[Data records for software interfaces]
◆ ◆ ◆ ◆

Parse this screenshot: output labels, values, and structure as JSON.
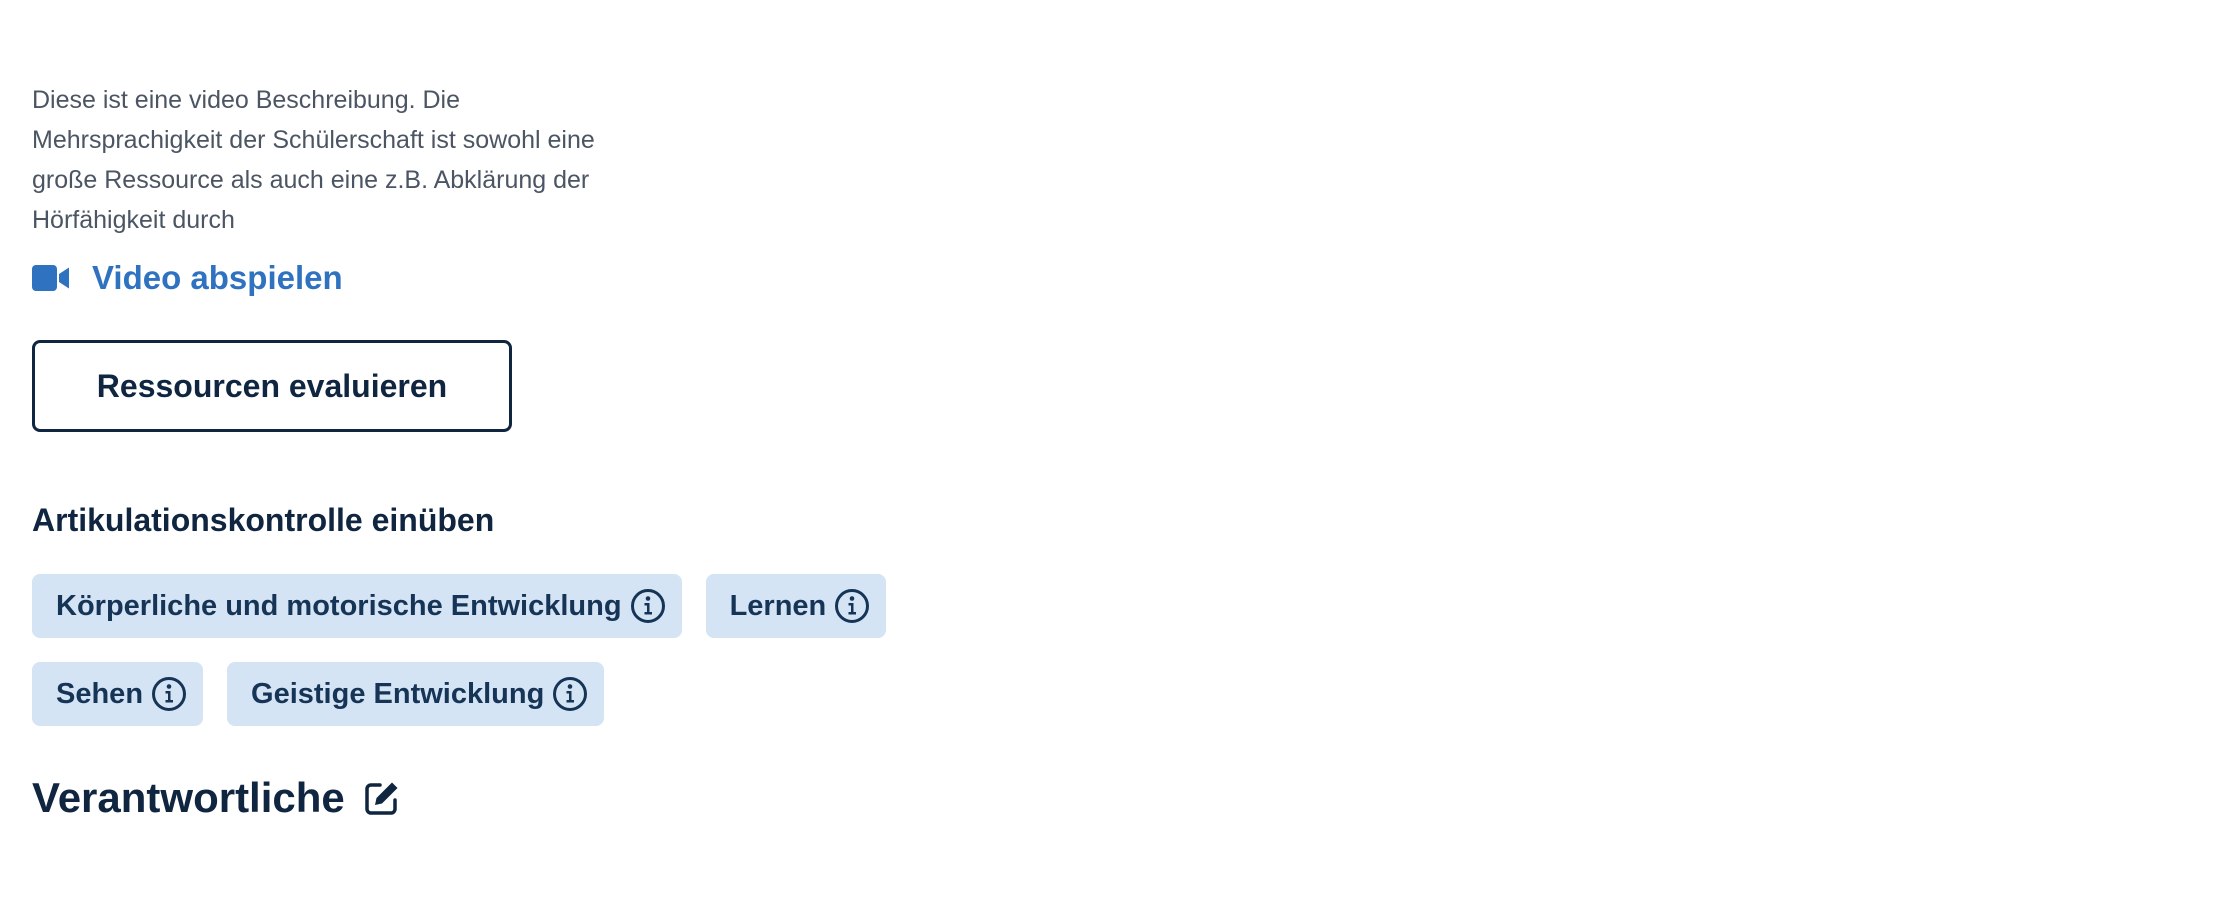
{
  "description": "Diese ist eine video Beschreibung. Die Mehrsprachigkeit der Schülerschaft ist sowohl eine große Ressource als auch eine z.B. Abklärung der Hörfähigkeit durch",
  "video_link": {
    "label": "Video abspielen",
    "icon": "video-camera-icon"
  },
  "evaluate_button": {
    "label": "Ressourcen evaluieren"
  },
  "section_heading": "Artikulationskontrolle einüben",
  "tags": [
    {
      "label": "Körperliche und motorische Entwicklung",
      "icon": "info-circle-icon"
    },
    {
      "label": "Lernen",
      "icon": "info-circle-icon"
    },
    {
      "label": "Sehen",
      "icon": "info-circle-icon"
    },
    {
      "label": "Geistige Entwicklung",
      "icon": "info-circle-icon"
    }
  ],
  "responsible": {
    "heading": "Verantwortliche",
    "icon": "edit-icon"
  },
  "colors": {
    "text_primary": "#0f2540",
    "text_secondary": "#4b5563",
    "link": "#2f72c0",
    "tag_background": "#d4e4f4"
  }
}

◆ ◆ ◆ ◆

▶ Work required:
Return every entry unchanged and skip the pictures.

▶ Response to this task:
Parse this screenshot: output labels, values, and structure as JSON.
{
  "description": "Diese ist eine video Beschreibung. Die Mehrsprachigkeit der Schülerschaft ist sowohl eine große Ressource als auch eine z.B. Abklärung der Hörfähigkeit durch",
  "video_link": {
    "label": "Video abspielen",
    "icon": "video-camera-icon"
  },
  "evaluate_button": {
    "label": "Ressourcen evaluieren"
  },
  "section_heading": "Artikulationskontrolle einüben",
  "tags": [
    {
      "label": "Körperliche und motorische Entwicklung",
      "icon": "info-circle-icon"
    },
    {
      "label": "Lernen",
      "icon": "info-circle-icon"
    },
    {
      "label": "Sehen",
      "icon": "info-circle-icon"
    },
    {
      "label": "Geistige Entwicklung",
      "icon": "info-circle-icon"
    }
  ],
  "responsible": {
    "heading": "Verantwortliche",
    "icon": "edit-icon"
  },
  "colors": {
    "text_primary": "#0f2540",
    "text_secondary": "#4b5563",
    "link": "#2f72c0",
    "tag_background": "#d4e4f4"
  }
}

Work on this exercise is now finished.